Integration and immigrants. Two words that are strongly associable just like chocolate and women or Muslim parents naming their firstborn boy “Mohamed”. Integration is defined as “the act of blending a racial or religious group with an existing community” and it can be subdivided in several categories. The most important factor of integration is speaking the native tongue. In this article, I will mainly write about some of my struggles to learn the Flemish language when I first arrived in Belgium, where I am still living.

One of the first Flemish words I heard was “negenhonderdnegenennegentig” (the number nine hundred and ninety-nine). I was a young kid (9 years old) and my first impression was: “Is this person having some issues with his throat?” So you can imagine how funny/strange the Flemish language sounds to foreigners. So, I was thrown into the lion cage and I started learning Flemish. They put me in ‘language classes’ for one year and afterwards decided to place me in the third grade, primary school, instead of fourth so I could keep up with the rest. I remember watching television and repeating the words those people were saying to improve my articulation skills. I always had a small dictionary (Flemish to English) to help me understand the meaning of the words. Furthermore, I used to start a conversation with strangers even though I was mostly ridiculed. But, it did not stop me of educating myself. Why? Because I did not want to be left out of the group. I wanted to communicate and to tell my stories without using hand signs like Italians.

Even though I have now acquired enough knowledge to speak the Flemish language, I still try to observe my surroundings and learn new words, grammatical rules and pronunciations. You know, I just figured out that “The window” is translated in Flemish as “Het raam” and not “De raam”. I am just joking. But seriously, is there anything worse than figuring out which article you have to use for certain words?

The difficulties of learning a new language, demonstrates the heavy burden of overcoming the first obstacle of integration. That is why I admire the people who try their best to learn a new language. I have been through the same struggle too. Nevertheless, learning the native language is highly recommended. You cannot live in a country and not be able to communicate verbally. Our beloved prophet Mohamed (peace be upon him) has urged us to search for knowledge and learning the language is a valuable asset to achieve that. So no one should have an excuse to not learn the language. BUT, you always have exceptions. Some people have experienced so much traumas in their lives that as a result, they lack the same enthusiasm and determination I had to learn a new language. Furthermore, seniors tend to have more difficulties to learn a new language. My uncle once said: “You cannot rerecord on an old cassette”. Yes, if you remember what cassettes look like, then it is time for you to marry.

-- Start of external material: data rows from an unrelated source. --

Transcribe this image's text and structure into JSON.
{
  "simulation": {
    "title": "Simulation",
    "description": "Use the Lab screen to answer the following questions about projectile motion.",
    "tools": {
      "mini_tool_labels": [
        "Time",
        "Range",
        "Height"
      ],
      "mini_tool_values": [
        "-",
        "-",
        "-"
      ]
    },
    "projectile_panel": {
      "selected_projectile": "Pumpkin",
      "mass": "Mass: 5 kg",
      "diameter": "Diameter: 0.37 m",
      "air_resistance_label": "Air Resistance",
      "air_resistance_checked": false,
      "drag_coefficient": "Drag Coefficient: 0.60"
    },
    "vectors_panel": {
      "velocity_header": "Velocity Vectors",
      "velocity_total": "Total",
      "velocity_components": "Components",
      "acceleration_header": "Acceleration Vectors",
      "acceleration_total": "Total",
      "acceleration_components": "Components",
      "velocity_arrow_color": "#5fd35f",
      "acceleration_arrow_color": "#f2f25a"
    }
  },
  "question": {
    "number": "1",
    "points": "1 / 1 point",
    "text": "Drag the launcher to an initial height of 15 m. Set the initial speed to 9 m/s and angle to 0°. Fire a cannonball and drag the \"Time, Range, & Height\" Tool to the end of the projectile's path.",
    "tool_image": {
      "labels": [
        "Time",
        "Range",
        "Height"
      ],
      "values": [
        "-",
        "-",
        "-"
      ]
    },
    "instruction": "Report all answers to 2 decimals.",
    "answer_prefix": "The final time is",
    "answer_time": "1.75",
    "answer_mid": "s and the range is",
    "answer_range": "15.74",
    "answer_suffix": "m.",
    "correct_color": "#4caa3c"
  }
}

Beside the language difficulties, I also had to “learn” the European/Belgian/Flemish culture. And no, I am not talking about eating pork and drinking beer, because -you know- it is not allowed. I am referring to simple values such as etiquettes. For example, in my motherland, Somalia for those wondering, it is costumed to eat with the right hand. So you can visualize the priceless expression of my first teacher when he saw me eating rice with my right hand instead of using a spoon.
And as a grand finale, I inherited the “sky is the limit” ego by continuously underlining the greatness of my home town, the diamond city or better known as Antwerp: Antwerp is THE one true city in Belgium and the rest is just a parking spot.

Written by Manini


Manini is almost graduated as a Master in Biomedical Sciences. His main interests are history, football and anime.